“ With increase of population, these forests are likely to disappear within 50 years to come or less, he said.
He said there are several challenges that has caused rapid deforestation, citing competing land use which are very necessary in terms of development. This include agriculture, he said.
“When you increase production of crops, it is in the expense of clearing the forests. The other challenge is not recognizing the value of the natural forests. In most cases the law under the land Act does not give value to the natural forests, normally the compensation is zero percent, however general perception is on land. So, this discourages communities to conserve these natural forests. So, the law has to look at natural forests as part of development, he said.
Another challenge is the competing interests between sectors and this is related to the law, citing the GN 417 of 2019, he said this acts like a stumbling block as it does not create incentives for the communities already have CBFM.
So, one of the solutions that we have seen is to build capacity for the communities so that they can implement community based forest management (CBFM) which means they can set aside some of these forests, become the owner and harvest them sustainably.
Contributing to the discussion, a member of Parliamentary committee member for Land, Natural Resource and Tourism Soud Mohamed Jumah advised the natural forest conservators and advised that they should write a short Executive summary like a policy brief analyzing research findings, policy implications and recommendations to help them advise the government well.

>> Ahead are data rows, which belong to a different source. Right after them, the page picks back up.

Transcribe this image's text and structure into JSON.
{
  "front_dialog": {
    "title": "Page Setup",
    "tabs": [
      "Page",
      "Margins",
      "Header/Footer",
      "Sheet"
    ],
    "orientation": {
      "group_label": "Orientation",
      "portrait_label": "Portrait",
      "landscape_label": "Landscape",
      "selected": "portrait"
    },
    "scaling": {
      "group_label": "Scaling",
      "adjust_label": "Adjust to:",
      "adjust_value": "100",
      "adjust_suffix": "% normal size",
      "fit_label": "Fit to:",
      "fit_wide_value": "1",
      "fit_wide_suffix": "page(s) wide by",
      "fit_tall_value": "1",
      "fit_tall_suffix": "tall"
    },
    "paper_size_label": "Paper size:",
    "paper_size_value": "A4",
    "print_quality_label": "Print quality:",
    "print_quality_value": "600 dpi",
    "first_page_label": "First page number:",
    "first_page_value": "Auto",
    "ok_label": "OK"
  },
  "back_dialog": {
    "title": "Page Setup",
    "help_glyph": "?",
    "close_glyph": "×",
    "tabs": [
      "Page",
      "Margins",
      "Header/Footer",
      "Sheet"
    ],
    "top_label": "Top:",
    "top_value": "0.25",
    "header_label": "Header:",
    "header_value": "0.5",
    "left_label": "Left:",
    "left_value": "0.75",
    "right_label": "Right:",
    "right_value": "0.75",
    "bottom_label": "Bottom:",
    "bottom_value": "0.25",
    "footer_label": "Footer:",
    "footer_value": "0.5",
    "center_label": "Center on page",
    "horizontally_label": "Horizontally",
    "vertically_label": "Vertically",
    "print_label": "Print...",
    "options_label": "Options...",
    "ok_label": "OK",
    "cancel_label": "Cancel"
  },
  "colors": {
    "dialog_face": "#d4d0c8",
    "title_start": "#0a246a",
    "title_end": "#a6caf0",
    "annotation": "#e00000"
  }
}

“This Executive summary will be helpful to all of us. But I would also advise you to go further and add value to the forest products which means instead of selling timbers, the community can start selling tables and chairs,” he said.
A Member of Parliament for Kawe who is also Parliamentary committee member for the Industries, Trade and Environment Bishop Josephat Gwajima welcomed the forest conservators to his Constituency particularly Mabwepande where there are forests to support CBFM and community forests conservation through sustainable forest based enterprise
A Parliamentary committee member for the Industries, Trade and Environment Charles Kimei commended CBFM initiatives being taken by the natural forest conservators and asked the government to borrow a leaf and implement the same in Kilimanjaro to protect the forests around Mount Kilimanjaro and other parts of region.